Sunday, June 11, 2006

Jeremy Taylor's Doctrine of Eucharistic Presence

I just came across this very insightful paper on Jeremy Taylor's doctrine of Eucharistic Presence, which argues for a continuity of Anglican thought from Cranmer and Hooker thru Andrewes and Taylor. I'd love to hear some feedback. Enjoy!


Pontificator said...

You may find my blog article Jeremy Taylor on the Real Presence of interest.

Steve Blakemore said...


Thanks for the link. It helped me think about a couple of things regarding Wesley's views. The concept in Anglicanism of the Spiritual presence was certainly an underpinning of the way that Wesley view the real presence. He argued for the real presence as differentiated from the "physical presence" as follows.

IN the Ascension the humanity of Jesus is united to the Godhead. Hence, the human virtue of Christ's life is united to the Holy Spirit, without being confused. The oneness of the Triune God demanded this thought, he believed. Further, he claimed, therefore, that the Holy Spirit's presence at the liturgy and in or with the Eucharist's bread and wine meant that the power and vitality and virtue of Christ's human life could be communicated to us via the Eucharist. Christ was made to be spiritually and really present. But what was unnecessary was the physical change.

I shall have my Methodist students read the article you posted to so that they can understand the tradition that gave birth to Methodism and which most Methodists have abandoned in favor of memorialism. More's the pity for my tribe as a result.

lexorandi2 said...

Thanks Pontificator! And congratulations on the three blog awards. They are rightly deserved!
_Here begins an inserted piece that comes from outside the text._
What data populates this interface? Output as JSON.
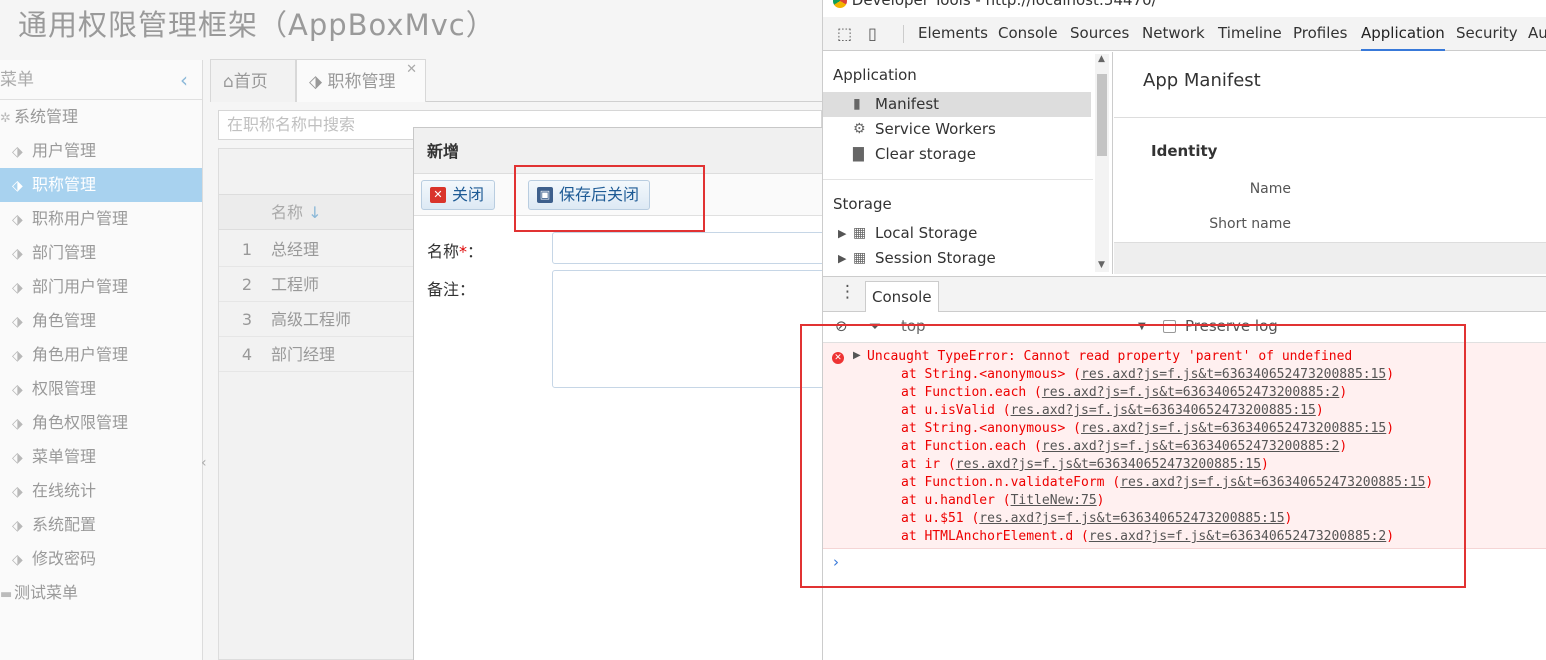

Anonymous said...

I feel like I have a nice Anglican library now being that I own a complete copy of his works! I like a lot of what he said and not much of it was new to my thinking. Though Andrewes does tend to a more vocal position on eucharistic sacrifice and its propitiatory nature. I'll have to read Ponti's blog article later; it's 12.05 am and 5.30 is just around the corner!

Mark said...

This paper provided me with a couple of terrific quotes for a writing project I was working on last year. ( Unless I'm greatly mistaken, Lee Nelson is now a priest serving in the Diocese of Ft. Worth, under Jack Iker ).

Overall ( now that's a pretty decent joke! ), it succeeds handsomely in demonstrating the conceptual overlap between Cranmer and younger Anglican divines, with greater theological acumen.